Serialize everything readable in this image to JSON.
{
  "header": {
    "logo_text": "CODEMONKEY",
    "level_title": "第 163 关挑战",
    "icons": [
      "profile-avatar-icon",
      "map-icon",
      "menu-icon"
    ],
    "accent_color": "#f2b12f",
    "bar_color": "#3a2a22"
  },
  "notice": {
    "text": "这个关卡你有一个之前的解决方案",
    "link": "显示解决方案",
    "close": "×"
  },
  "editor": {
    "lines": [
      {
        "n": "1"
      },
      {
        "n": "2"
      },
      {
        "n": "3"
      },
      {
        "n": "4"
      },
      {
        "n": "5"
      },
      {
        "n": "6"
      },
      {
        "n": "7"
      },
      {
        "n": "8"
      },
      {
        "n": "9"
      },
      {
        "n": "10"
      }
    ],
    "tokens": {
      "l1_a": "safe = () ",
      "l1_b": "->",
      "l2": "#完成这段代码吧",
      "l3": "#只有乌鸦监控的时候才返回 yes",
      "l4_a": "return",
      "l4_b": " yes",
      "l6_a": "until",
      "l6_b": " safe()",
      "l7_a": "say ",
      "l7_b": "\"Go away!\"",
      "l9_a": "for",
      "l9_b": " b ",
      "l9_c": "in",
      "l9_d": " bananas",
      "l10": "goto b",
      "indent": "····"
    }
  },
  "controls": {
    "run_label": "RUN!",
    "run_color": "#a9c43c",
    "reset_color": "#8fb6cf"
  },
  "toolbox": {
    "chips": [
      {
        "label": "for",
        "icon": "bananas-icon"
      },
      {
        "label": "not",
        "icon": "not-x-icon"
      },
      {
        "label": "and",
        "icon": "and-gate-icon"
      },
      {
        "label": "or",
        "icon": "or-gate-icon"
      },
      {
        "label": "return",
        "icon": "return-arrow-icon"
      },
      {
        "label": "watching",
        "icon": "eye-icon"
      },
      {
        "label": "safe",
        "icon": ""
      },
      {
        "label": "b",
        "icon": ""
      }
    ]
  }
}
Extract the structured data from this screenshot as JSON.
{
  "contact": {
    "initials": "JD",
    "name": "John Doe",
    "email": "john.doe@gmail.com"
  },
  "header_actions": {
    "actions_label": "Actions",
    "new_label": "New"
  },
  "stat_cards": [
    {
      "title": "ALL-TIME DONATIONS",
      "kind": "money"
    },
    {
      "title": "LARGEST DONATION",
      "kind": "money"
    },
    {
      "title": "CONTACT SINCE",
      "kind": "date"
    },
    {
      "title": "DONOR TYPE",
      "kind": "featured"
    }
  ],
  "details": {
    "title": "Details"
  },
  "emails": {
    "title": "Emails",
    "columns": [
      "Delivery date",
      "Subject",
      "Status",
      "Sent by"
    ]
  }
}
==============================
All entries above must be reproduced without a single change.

# ANSWER TO THIS EXERCISE
Serialize everything readable in this image to JSON.
{
  "header": {
    "logo_text": "CODEMONKEY",
    "level_title": "第 163 关挑战",
    "icons": [
      "profile-avatar-icon",
      "map-icon",
      "menu-icon"
    ],
    "accent_color": "#f2b12f",
    "bar_color": "#3a2a22"
  },
  "notice": {
    "text": "这个关卡你有一个之前的解决方案",
    "link": "显示解决方案",
    "close": "×"
  },
  "editor": {
    "lines": [
      {
        "n": "1"
      },
      {
        "n": "2"
      },
      {
        "n": "3"
      },
      {
        "n": "4"
      },
      {
        "n": "5"
      },
      {
        "n": "6"
      },
      {
        "n": "7"
      },
      {
        "n": "8"
      },
      {
        "n": "9"
      },
      {
        "n": "10"
      }
    ],
    "tokens": {
      "l1_a": "safe = () ",
      "l1_b": "->",
      "l2": "#完成这段代码吧",
      "l3": "#只有乌鸦监控的时候才返回 yes",
      "l4_a": "return",
      "l4_b": " yes",
      "l6_a": "until",
      "l6_b": " safe()",
      "l7_a": "say ",
      "l7_b": "\"Go away!\"",
      "l9_a": "for",
      "l9_b": " b ",
      "l9_c": "in",
      "l9_d": " bananas",
      "l10": "goto b",
      "indent": "····"
    }
  },
  "controls": {
    "run_label": "RUN!",
    "run_color": "#a9c43c",
    "reset_color": "#8fb6cf"
  },
  "toolbox": {
    "chips": [
      {
        "label": "for",
        "icon": "bananas-icon"
      },
      {
        "label": "not",
        "icon": "not-x-icon"
      },
      {
        "label": "and",
        "icon": "and-gate-icon"
      },
      {
        "label": "or",
        "icon": "or-gate-icon"
      },
      {
        "label": "return",
        "icon": "return-arrow-icon"
      },
      {
        "label": "watching",
        "icon": "eye-icon"
      },
      {
        "label": "safe",
        "icon": ""
      },
      {
        "label": "b",
        "icon": ""
      }
    ]
  }
}
Extract the structured data from this screenshot as JSON.
{
  "contact": {
    "initials": "JD",
    "name": "John Doe",
    "email": "john.doe@gmail.com"
  },
  "header_actions": {
    "actions_label": "Actions",
    "new_label": "New"
  },
  "stat_cards": [
    {
      "title": "ALL-TIME DONATIONS",
      "kind": "money"
    },
    {
      "title": "LARGEST DONATION",
      "kind": "money"
    },
    {
      "title": "CONTACT SINCE",
      "kind": "date"
    },
    {
      "title": "DONOR TYPE",
      "kind": "featured"
    }
  ],
  "details": {
    "title": "Details"
  },
  "emails": {
    "title": "Emails",
    "columns": [
      "Delivery date",
      "Subject",
      "Status",
      "Sent by"
    ]
  }
}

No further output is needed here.